A sample of 1500 senior undergraduate students are randomly assigned into control and treatment groups. The control group has 500 students, treatment groups one and two have 500 students each. At baseline, the students are asked about their demographic characteristics, education and experience, ideal spouse characteristics, and their work plans after graduation. A representative survey of Saudi Arabian men was previously conducted to collect men’s marriage preferences and their attitudes towards their wives/future wives working. All students (treatment and control) are shown the questions that were asked in the men’s survey and are asked to guess what percentage of Saudi Arabian men agreed with these statements. This step is incentivized in order to receive their most accurate perceptions. In the treatment groups, the students are then provided with the actual percentage of men who agreed with the statements. The difference between treatment one and treatment two is the type of statements that are shown. In treatment one, the statements are about men’s acceptability of their wives working in general. In treatment two, in addition to the statements that were provided in treatment one, we show statements about men’s acceptability of their wives working in specific (unconventional) work environments such as non-segregated workplaces and having to drive to work.

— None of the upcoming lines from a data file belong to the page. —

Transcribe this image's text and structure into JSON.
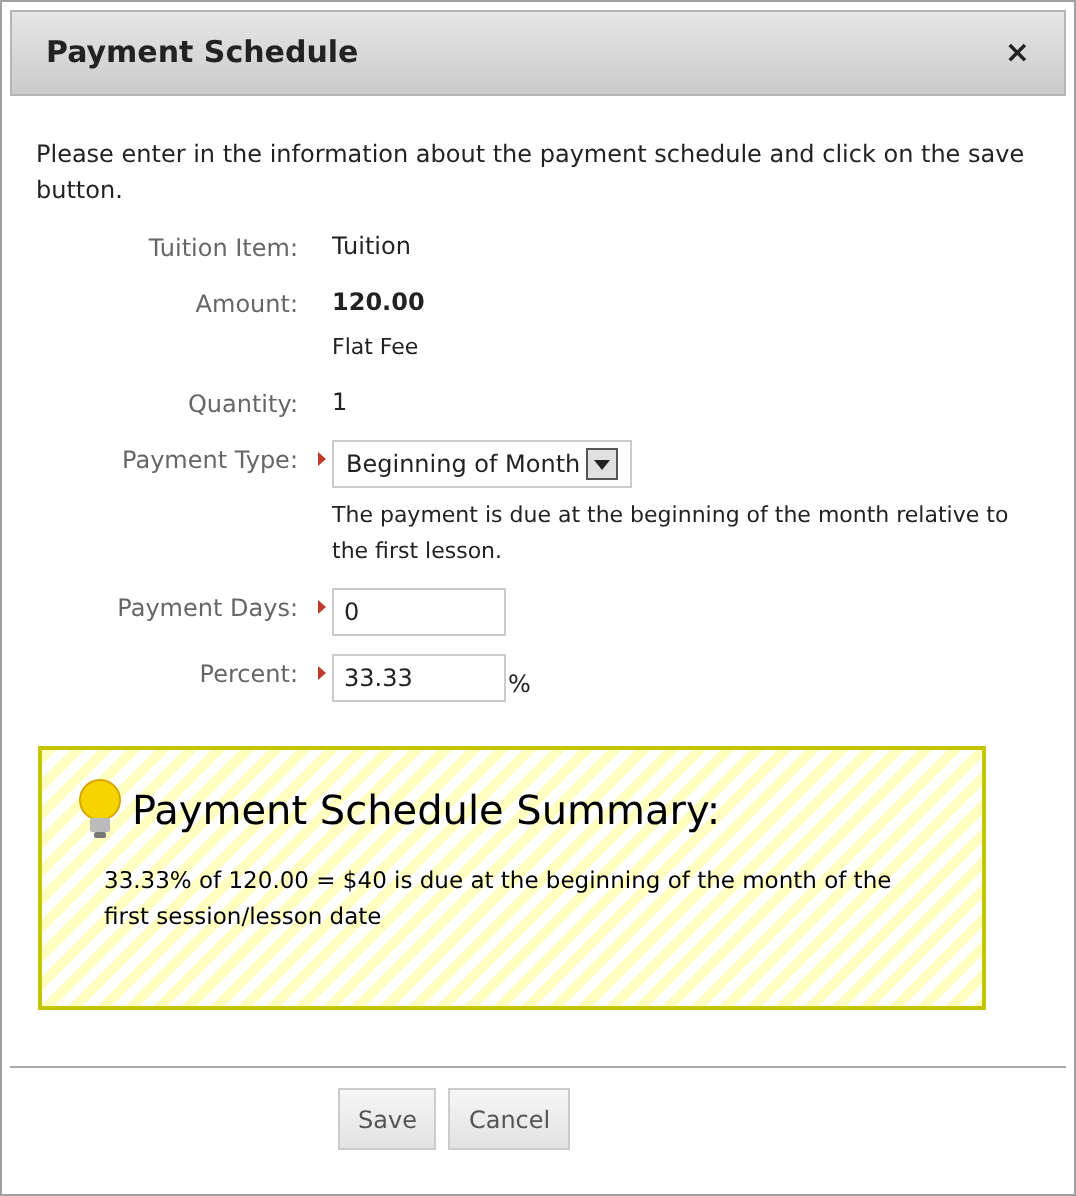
{
  "dialog": {
    "title": "Payment Schedule",
    "close": "×"
  },
  "intro": "Please enter in the information about the payment schedule and click on the save button.",
  "fields": [
    {
      "kind": "text",
      "label": "Tuition Item:",
      "value": "Tuition",
      "required": false
    },
    {
      "kind": "text",
      "label": "Amount:",
      "value": "120.00",
      "note": "Flat Fee",
      "required": false
    },
    {
      "kind": "text",
      "label": "Quantity:",
      "value": "1",
      "required": false
    },
    {
      "kind": "select",
      "label": "Payment Type:",
      "value": "Beginning of Month",
      "note": "The payment is due at the beginning of the month relative to the first lesson.",
      "required": true
    },
    {
      "kind": "input",
      "label": "Payment Days:",
      "value": "0",
      "required": true
    },
    {
      "kind": "input",
      "label": "Percent:",
      "value": "33.33",
      "suffix": "%",
      "required": true
    }
  ],
  "summary": {
    "title": "Payment Schedule Summary:",
    "text": "33.33% of 120.00 = $40 is due at the beginning of the month of the first session/lesson date"
  },
  "buttons": [
    "Save",
    "Cancel"
  ]
}
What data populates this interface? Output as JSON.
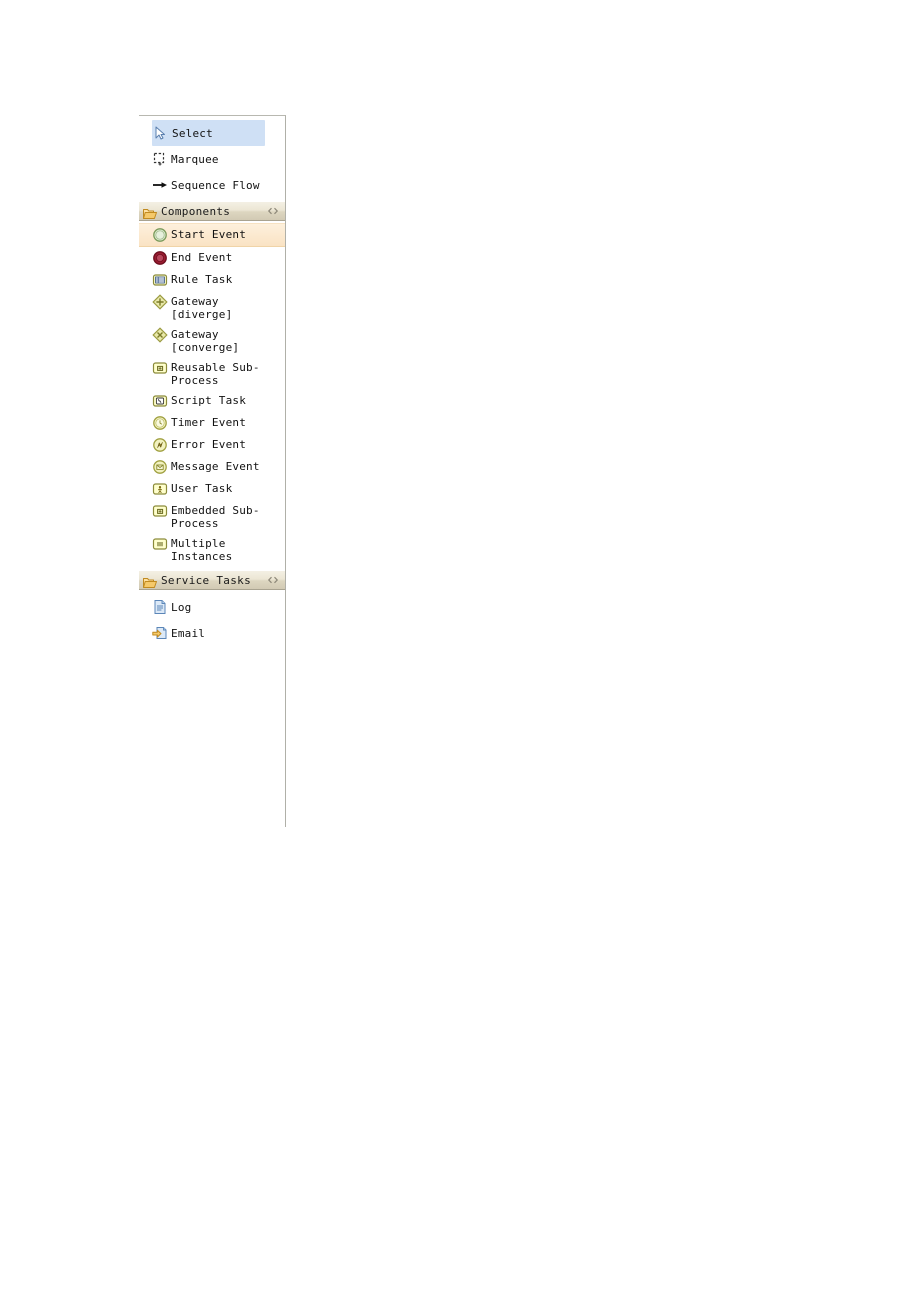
{
  "palette": {
    "tools": [
      {
        "id": "select",
        "label": "Select",
        "icon": "cursor-arrow-icon",
        "state": "selected"
      },
      {
        "id": "marquee",
        "label": "Marquee",
        "icon": "marquee-icon",
        "state": "normal"
      },
      {
        "id": "sequence-flow",
        "label": "Sequence Flow",
        "icon": "arrow-right-icon",
        "state": "normal"
      }
    ],
    "sections": [
      {
        "id": "components",
        "title": "Components",
        "icon": "folder-open-icon",
        "collapse_icon": "collapse-chevrons-icon",
        "items": [
          {
            "id": "start-event",
            "label": "Start Event",
            "icon": "start-event-icon",
            "state": "hovered"
          },
          {
            "id": "end-event",
            "label": "End Event",
            "icon": "end-event-icon",
            "state": "normal"
          },
          {
            "id": "rule-task",
            "label": "Rule Task",
            "icon": "rule-task-icon",
            "state": "normal"
          },
          {
            "id": "gateway-diverge",
            "label": "Gateway\n[diverge]",
            "icon": "gateway-diverge-icon",
            "state": "normal"
          },
          {
            "id": "gateway-converge",
            "label": "Gateway\n[converge]",
            "icon": "gateway-converge-icon",
            "state": "normal"
          },
          {
            "id": "reusable-sub-process",
            "label": "Reusable Sub-\nProcess",
            "icon": "reusable-subprocess-icon",
            "state": "normal"
          },
          {
            "id": "script-task",
            "label": "Script Task",
            "icon": "script-task-icon",
            "state": "normal"
          },
          {
            "id": "timer-event",
            "label": "Timer Event",
            "icon": "timer-event-icon",
            "state": "normal"
          },
          {
            "id": "error-event",
            "label": "Error Event",
            "icon": "error-event-icon",
            "state": "normal"
          },
          {
            "id": "message-event",
            "label": "Message Event",
            "icon": "message-event-icon",
            "state": "normal"
          },
          {
            "id": "user-task",
            "label": "User Task",
            "icon": "user-task-icon",
            "state": "normal"
          },
          {
            "id": "embedded-sub-process",
            "label": "Embedded Sub-\nProcess",
            "icon": "embedded-subprocess-icon",
            "state": "normal"
          },
          {
            "id": "multiple-instances",
            "label": "Multiple\nInstances",
            "icon": "multiple-instances-icon",
            "state": "normal"
          }
        ]
      },
      {
        "id": "service-tasks",
        "title": "Service Tasks",
        "icon": "folder-open-icon",
        "collapse_icon": "collapse-chevrons-icon",
        "items": [
          {
            "id": "log",
            "label": "Log",
            "icon": "log-document-icon",
            "state": "normal"
          },
          {
            "id": "email",
            "label": "Email",
            "icon": "email-icon",
            "state": "normal"
          }
        ]
      }
    ]
  },
  "colors": {
    "selected_highlight": "#cfe0f5",
    "hover_highlight": "#fae3c4",
    "header_gradient_top": "#f4f0e4",
    "header_gradient_bottom": "#d2cab4",
    "panel_border": "#b0b0a8",
    "start_event_fill": "#d8e8cc",
    "start_event_stroke": "#7a9a5a",
    "end_event_fill": "#9b1b30",
    "end_event_stroke": "#6e1020",
    "task_fill": "#ffffcc",
    "task_stroke": "#8a8a3a",
    "gateway_fill": "#e8e8a8",
    "gateway_stroke": "#9a9a40",
    "event_yellow_fill": "#f2f2c0",
    "event_yellow_stroke": "#a0a040",
    "folder_fill": "#f5c96a",
    "folder_stroke": "#c08a20",
    "log_icon_fill": "#dce9f7",
    "log_icon_stroke": "#5b86b8",
    "text": "#111111"
  }
}
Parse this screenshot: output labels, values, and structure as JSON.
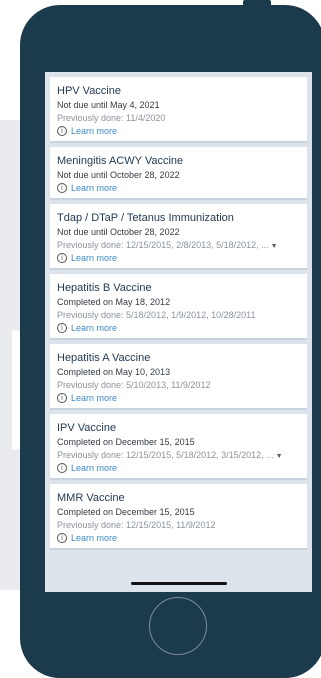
{
  "info_glyph": "i",
  "vaccines": [
    {
      "title": "HPV Vaccine",
      "status": "Not due until May 4, 2021",
      "previous": "Previously done: 11/4/2020",
      "learn": "Learn more",
      "expandable": false
    },
    {
      "title": "Meningitis ACWY Vaccine",
      "status": "Not due until October 28, 2022",
      "previous": "",
      "learn": "Learn more",
      "expandable": false
    },
    {
      "title": "Tdap / DTaP / Tetanus Immunization",
      "status": "Not due until October 28, 2022",
      "previous": "Previously done: 12/15/2015, 2/8/2013, 5/18/2012, ...",
      "learn": "Learn more",
      "expandable": true
    },
    {
      "title": "Hepatitis B Vaccine",
      "status": "Completed on May 18, 2012",
      "previous": "Previously done: 5/18/2012, 1/9/2012, 10/28/2011",
      "learn": "Learn more",
      "expandable": false
    },
    {
      "title": "Hepatitis A Vaccine",
      "status": "Completed on May 10, 2013",
      "previous": "Previously done: 5/10/2013, 11/9/2012",
      "learn": "Learn more",
      "expandable": false
    },
    {
      "title": "IPV Vaccine",
      "status": "Completed on December 15, 2015",
      "previous": "Previously done: 12/15/2015, 5/18/2012, 3/15/2012, ...",
      "learn": "Learn more",
      "expandable": true
    },
    {
      "title": "MMR Vaccine",
      "status": "Completed on December 15, 2015",
      "previous": "Previously done: 12/15/2015, 11/9/2012",
      "learn": "Learn more",
      "expandable": false
    }
  ]
}
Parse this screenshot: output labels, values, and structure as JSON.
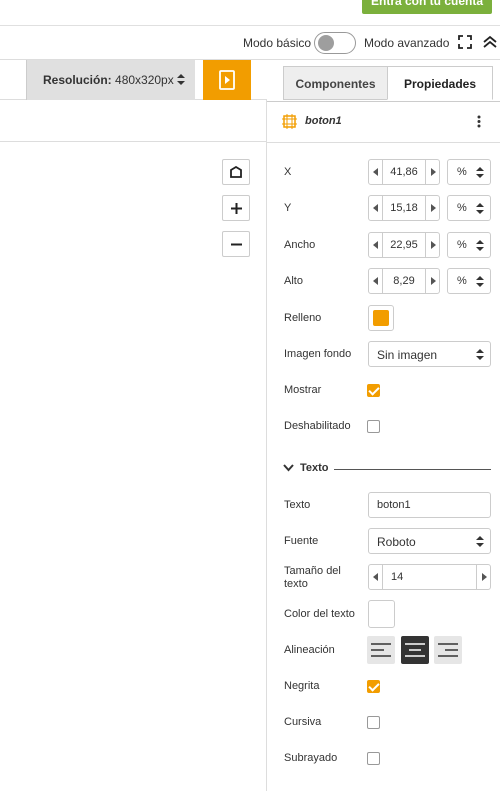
{
  "topbar": {
    "account_button": "Entra con tu cuenta"
  },
  "modebar": {
    "basic_label": "Modo básico",
    "advanced_label": "Modo avanzado"
  },
  "toolbar": {
    "resolution_label": "Resolución:",
    "resolution_value": "480x320px"
  },
  "tabs": [
    {
      "label": "Componentes"
    },
    {
      "label": "Propiedades"
    }
  ],
  "component": {
    "name": "boton1"
  },
  "properties": {
    "x": {
      "label": "X",
      "value": "41,86",
      "unit": "%"
    },
    "y": {
      "label": "Y",
      "value": "15,18",
      "unit": "%"
    },
    "width": {
      "label": "Ancho",
      "value": "22,95",
      "unit": "%"
    },
    "height": {
      "label": "Alto",
      "value": "8,29",
      "unit": "%"
    },
    "fill": {
      "label": "Relleno",
      "color": "#f29d00"
    },
    "bg_image": {
      "label": "Imagen fondo",
      "value": "Sin imagen"
    },
    "show": {
      "label": "Mostrar",
      "checked": true
    },
    "disabled": {
      "label": "Deshabilitado",
      "checked": false
    }
  },
  "text_section": {
    "title": "Texto",
    "text": {
      "label": "Texto",
      "value": "boton1"
    },
    "font": {
      "label": "Fuente",
      "value": "Roboto"
    },
    "size": {
      "label": "Tamaño del texto",
      "value": "14"
    },
    "color": {
      "label": "Color del texto",
      "color": "#ffffff"
    },
    "alignment": {
      "label": "Alineación",
      "options": [
        "left",
        "center",
        "right"
      ],
      "selected": "center"
    },
    "bold": {
      "label": "Negrita",
      "checked": true
    },
    "italic": {
      "label": "Cursiva",
      "checked": false
    },
    "underline": {
      "label": "Subrayado",
      "checked": false
    }
  },
  "colors": {
    "accent": "#f29d00",
    "account": "#7bb03c"
  }
}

For the outcomes, we first ask about their aspirations by asking questions on their likelihood to apply for a job and likelihood for applying for jobs with different characteristics. Then, based on their qualifications and through an incentivized choice experiment, we provide pairs of real job vacancies to choose from in order to elicit their valuation for the following non-wage characteristics: segregated workplace, full-time job, work in office only, options to extend paid maternity leave, option for free child care close to the workplace. We observe if the information provided in the treatment affects the valuation of the treatment groups relative to the control. Lastly, we mention that the organization that we partnered with to provide us with these job vacancies can send them emails whenever they receive new job vacancies and we observe whether they choose to sign up for these emails over a subscription to newsletters and offers from a popular e-commerce website in Saudi Arabia.
For their employment choices, the organization collects data on their behavior throughout the study period. This data includes whether they apply for a job, attend the interview, accept the offer, and if they applied/attended any of the job training programs that the organization provides. Lastly, because the students can also find jobs elsewhere, we administer a follow-up survey 8 months later to ask whether they applied/searched for jobs, are employed (if so, what are the characteristics of the job), and we also ask about their marriage outcomes (if married, what are their spouse characteristics and do they have children).